> _Prompt_: The answer must consist of every line from the entries below that contains the word "Orders".

※

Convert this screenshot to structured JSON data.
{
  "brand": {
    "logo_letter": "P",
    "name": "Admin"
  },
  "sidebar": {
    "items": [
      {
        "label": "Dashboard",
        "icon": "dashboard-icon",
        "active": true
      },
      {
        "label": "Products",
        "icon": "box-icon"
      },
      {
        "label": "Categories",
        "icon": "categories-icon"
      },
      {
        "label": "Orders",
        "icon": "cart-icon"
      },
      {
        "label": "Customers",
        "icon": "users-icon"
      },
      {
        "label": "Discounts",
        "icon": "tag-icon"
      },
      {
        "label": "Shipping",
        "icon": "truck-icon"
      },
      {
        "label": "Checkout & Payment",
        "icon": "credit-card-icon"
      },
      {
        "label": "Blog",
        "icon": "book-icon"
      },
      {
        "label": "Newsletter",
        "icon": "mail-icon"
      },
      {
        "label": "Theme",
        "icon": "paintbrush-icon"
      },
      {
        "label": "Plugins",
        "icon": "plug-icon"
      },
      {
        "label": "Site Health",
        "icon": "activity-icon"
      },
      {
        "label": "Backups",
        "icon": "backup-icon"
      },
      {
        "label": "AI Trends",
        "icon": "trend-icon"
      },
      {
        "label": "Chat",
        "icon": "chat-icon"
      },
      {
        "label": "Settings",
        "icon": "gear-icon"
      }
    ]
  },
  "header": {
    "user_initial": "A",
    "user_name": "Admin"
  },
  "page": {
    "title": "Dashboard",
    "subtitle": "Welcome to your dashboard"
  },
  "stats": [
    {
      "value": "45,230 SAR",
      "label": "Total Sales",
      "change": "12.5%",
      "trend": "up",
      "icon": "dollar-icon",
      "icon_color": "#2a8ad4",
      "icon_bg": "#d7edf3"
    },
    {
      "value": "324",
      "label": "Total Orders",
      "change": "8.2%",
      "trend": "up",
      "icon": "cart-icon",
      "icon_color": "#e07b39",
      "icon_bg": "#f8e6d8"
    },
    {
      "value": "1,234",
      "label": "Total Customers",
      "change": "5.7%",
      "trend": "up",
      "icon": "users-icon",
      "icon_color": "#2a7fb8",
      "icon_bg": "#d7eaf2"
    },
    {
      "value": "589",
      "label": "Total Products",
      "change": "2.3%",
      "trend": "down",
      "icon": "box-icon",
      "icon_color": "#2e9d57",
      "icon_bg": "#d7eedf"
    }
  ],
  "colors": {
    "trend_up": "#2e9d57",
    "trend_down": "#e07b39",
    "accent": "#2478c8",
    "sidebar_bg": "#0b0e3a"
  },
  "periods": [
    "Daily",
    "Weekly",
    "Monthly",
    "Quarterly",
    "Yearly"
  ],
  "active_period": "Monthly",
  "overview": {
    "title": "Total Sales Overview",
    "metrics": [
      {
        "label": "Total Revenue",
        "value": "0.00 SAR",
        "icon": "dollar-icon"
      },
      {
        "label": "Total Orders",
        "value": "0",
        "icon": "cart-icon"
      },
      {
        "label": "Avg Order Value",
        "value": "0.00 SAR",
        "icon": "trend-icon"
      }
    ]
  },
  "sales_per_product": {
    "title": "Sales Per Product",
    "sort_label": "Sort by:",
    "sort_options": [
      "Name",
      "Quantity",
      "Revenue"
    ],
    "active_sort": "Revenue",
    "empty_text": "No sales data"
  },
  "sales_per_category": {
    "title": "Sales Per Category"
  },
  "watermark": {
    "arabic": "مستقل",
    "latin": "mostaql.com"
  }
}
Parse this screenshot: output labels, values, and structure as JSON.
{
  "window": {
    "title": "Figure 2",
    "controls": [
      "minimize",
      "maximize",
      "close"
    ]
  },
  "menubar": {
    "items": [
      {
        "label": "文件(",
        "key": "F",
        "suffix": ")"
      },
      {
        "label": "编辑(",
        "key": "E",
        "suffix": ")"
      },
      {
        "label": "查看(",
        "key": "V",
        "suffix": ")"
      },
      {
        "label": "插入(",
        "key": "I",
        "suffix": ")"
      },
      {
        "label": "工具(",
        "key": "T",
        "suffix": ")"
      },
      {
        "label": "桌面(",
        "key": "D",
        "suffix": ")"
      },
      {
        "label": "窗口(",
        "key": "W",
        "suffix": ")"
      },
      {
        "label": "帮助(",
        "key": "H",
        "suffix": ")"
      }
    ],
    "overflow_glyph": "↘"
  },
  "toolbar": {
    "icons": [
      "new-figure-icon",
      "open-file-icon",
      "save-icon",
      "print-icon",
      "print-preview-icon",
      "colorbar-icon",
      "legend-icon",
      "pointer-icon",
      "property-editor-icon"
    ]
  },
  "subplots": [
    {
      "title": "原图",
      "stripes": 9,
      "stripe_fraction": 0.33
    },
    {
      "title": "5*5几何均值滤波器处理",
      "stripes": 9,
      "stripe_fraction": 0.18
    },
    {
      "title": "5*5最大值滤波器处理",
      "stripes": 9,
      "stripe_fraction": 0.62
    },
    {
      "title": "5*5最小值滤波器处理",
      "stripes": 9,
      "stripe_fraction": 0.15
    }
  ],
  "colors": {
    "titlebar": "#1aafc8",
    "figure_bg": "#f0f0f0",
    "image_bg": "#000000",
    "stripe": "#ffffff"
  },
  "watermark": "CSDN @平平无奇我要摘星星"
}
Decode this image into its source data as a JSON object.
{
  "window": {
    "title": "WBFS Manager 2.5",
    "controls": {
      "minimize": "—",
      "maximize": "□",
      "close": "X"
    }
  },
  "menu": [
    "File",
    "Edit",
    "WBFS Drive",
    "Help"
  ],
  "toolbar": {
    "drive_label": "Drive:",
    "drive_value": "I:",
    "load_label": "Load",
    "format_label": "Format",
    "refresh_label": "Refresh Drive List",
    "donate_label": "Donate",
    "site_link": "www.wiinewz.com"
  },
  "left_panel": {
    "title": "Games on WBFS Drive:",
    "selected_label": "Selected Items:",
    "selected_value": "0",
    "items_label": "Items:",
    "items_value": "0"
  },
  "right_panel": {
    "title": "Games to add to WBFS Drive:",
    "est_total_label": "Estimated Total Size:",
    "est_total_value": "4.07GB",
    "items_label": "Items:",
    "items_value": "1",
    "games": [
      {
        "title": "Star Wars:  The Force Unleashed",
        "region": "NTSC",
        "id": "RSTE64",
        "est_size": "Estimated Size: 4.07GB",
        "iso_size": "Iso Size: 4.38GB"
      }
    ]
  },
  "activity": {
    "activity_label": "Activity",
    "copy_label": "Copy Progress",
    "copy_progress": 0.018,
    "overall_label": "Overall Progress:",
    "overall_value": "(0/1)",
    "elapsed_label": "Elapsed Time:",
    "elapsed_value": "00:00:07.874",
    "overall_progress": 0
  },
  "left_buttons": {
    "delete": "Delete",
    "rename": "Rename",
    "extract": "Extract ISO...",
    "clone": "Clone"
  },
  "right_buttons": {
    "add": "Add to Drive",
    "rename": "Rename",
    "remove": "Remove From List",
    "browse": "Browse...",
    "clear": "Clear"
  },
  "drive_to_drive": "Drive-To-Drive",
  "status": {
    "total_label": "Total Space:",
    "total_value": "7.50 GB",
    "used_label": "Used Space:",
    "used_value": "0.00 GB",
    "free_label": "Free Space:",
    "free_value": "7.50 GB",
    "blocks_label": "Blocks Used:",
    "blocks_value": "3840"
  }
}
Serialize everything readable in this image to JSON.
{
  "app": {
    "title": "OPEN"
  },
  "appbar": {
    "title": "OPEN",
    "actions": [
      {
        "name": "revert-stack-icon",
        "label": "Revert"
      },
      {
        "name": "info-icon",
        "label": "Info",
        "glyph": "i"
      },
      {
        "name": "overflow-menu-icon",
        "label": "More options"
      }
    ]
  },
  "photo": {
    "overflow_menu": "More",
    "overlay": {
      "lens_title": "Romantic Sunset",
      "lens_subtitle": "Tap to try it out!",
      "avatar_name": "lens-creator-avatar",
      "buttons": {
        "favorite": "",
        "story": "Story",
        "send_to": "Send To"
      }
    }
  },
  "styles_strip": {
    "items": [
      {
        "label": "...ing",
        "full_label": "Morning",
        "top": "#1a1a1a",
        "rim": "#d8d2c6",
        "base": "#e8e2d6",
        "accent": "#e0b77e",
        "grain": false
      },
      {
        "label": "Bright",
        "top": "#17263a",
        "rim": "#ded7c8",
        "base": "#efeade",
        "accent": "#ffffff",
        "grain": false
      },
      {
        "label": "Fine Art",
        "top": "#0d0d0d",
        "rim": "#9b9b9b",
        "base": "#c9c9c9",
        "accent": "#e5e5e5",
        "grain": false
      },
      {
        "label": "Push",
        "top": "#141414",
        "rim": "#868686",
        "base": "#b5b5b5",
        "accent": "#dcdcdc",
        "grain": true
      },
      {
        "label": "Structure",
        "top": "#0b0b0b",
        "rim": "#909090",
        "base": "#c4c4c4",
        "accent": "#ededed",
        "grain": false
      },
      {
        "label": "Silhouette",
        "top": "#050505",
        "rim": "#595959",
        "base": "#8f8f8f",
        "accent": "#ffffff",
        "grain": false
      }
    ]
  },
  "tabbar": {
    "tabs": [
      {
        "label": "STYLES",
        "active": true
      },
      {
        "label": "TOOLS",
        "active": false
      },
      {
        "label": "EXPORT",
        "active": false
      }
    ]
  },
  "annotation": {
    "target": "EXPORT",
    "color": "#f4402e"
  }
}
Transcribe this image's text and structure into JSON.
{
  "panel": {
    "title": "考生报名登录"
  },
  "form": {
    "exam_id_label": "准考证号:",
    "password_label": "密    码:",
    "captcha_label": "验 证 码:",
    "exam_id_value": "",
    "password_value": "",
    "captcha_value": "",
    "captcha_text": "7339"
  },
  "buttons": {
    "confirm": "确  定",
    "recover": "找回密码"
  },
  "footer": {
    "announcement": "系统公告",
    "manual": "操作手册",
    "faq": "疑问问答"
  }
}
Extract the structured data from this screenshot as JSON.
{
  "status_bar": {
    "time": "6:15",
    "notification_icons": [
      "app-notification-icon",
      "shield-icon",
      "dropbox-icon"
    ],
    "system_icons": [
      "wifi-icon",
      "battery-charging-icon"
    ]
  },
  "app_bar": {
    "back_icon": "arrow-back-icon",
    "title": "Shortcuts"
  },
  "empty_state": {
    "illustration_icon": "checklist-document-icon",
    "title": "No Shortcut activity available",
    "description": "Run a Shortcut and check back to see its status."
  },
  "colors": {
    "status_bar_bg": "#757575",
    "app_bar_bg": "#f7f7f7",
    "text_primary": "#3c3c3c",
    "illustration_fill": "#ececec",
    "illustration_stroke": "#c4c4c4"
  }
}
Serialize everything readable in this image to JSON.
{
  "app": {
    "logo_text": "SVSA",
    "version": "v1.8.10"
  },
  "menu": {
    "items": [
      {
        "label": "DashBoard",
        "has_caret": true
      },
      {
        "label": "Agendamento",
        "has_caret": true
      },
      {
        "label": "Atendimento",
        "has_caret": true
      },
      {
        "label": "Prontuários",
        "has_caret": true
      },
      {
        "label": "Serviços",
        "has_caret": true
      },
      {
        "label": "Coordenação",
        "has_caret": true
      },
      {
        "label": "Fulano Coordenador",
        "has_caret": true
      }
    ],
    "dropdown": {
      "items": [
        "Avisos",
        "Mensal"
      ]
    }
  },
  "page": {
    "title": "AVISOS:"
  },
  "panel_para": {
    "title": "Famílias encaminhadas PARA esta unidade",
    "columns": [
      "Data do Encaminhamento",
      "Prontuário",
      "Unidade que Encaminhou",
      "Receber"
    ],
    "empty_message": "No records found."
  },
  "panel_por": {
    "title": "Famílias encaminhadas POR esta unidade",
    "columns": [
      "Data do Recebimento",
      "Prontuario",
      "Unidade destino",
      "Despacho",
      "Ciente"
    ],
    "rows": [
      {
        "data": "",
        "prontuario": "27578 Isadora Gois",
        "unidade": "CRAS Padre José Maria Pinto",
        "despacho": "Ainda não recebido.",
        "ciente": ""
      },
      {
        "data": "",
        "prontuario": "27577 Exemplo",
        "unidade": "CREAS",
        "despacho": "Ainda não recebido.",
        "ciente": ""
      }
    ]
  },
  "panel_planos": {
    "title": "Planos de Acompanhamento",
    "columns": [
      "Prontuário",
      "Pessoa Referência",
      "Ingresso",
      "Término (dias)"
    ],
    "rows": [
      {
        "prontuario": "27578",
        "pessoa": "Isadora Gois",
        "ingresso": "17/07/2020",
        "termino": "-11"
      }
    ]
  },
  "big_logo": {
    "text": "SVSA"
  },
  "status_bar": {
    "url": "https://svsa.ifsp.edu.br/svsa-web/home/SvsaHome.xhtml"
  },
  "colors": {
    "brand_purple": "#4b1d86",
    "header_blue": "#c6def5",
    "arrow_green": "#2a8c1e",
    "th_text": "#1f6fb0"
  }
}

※

> _Response area_:
        "label": "Orders",
      "label": "Total Orders",
        "label": "Total Orders",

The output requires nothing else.